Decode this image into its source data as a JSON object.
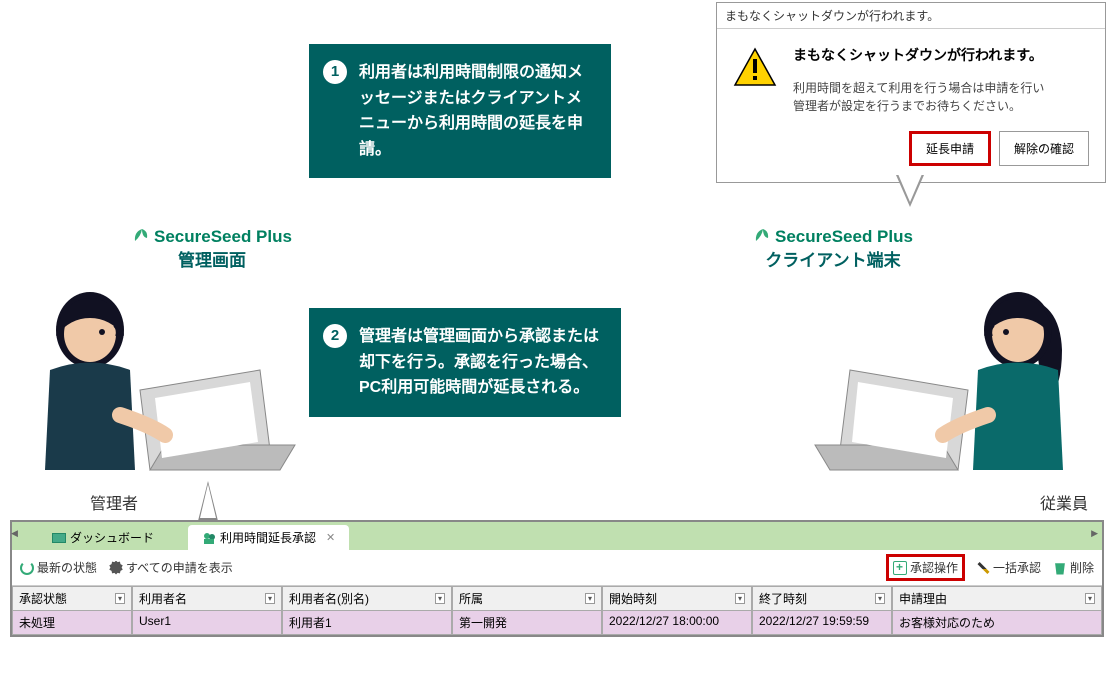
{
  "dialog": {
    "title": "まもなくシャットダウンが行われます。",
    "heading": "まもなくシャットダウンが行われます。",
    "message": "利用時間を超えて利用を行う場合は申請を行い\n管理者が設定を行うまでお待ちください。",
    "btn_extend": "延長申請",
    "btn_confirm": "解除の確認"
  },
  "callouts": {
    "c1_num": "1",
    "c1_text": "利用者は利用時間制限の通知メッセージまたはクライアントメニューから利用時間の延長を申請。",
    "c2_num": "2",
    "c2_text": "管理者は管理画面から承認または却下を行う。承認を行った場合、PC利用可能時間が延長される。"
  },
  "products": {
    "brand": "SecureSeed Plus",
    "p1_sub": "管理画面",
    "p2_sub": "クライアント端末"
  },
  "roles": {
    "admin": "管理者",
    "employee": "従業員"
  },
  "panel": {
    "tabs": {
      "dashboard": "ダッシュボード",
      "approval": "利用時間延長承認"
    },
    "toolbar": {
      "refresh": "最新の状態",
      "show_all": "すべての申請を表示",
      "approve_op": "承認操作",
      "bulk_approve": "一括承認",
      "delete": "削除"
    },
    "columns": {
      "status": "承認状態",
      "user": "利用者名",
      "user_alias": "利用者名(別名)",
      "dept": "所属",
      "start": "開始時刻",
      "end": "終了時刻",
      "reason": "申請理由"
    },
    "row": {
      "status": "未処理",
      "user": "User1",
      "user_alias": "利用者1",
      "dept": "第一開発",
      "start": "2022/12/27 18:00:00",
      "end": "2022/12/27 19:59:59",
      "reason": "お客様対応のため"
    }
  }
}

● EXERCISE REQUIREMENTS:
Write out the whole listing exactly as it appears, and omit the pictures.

● ANSWER BOX:
Decode this image into its source data as a JSON object.
{
  "dialog": {
    "title": "まもなくシャットダウンが行われます。",
    "heading": "まもなくシャットダウンが行われます。",
    "message": "利用時間を超えて利用を行う場合は申請を行い\n管理者が設定を行うまでお待ちください。",
    "btn_extend": "延長申請",
    "btn_confirm": "解除の確認"
  },
  "callouts": {
    "c1_num": "1",
    "c1_text": "利用者は利用時間制限の通知メッセージまたはクライアントメニューから利用時間の延長を申請。",
    "c2_num": "2",
    "c2_text": "管理者は管理画面から承認または却下を行う。承認を行った場合、PC利用可能時間が延長される。"
  },
  "products": {
    "brand": "SecureSeed Plus",
    "p1_sub": "管理画面",
    "p2_sub": "クライアント端末"
  },
  "roles": {
    "admin": "管理者",
    "employee": "従業員"
  },
  "panel": {
    "tabs": {
      "dashboard": "ダッシュボード",
      "approval": "利用時間延長承認"
    },
    "toolbar": {
      "refresh": "最新の状態",
      "show_all": "すべての申請を表示",
      "approve_op": "承認操作",
      "bulk_approve": "一括承認",
      "delete": "削除"
    },
    "columns": {
      "status": "承認状態",
      "user": "利用者名",
      "user_alias": "利用者名(別名)",
      "dept": "所属",
      "start": "開始時刻",
      "end": "終了時刻",
      "reason": "申請理由"
    },
    "row": {
      "status": "未処理",
      "user": "User1",
      "user_alias": "利用者1",
      "dept": "第一開発",
      "start": "2022/12/27 18:00:00",
      "end": "2022/12/27 19:59:59",
      "reason": "お客様対応のため"
    }
  }
}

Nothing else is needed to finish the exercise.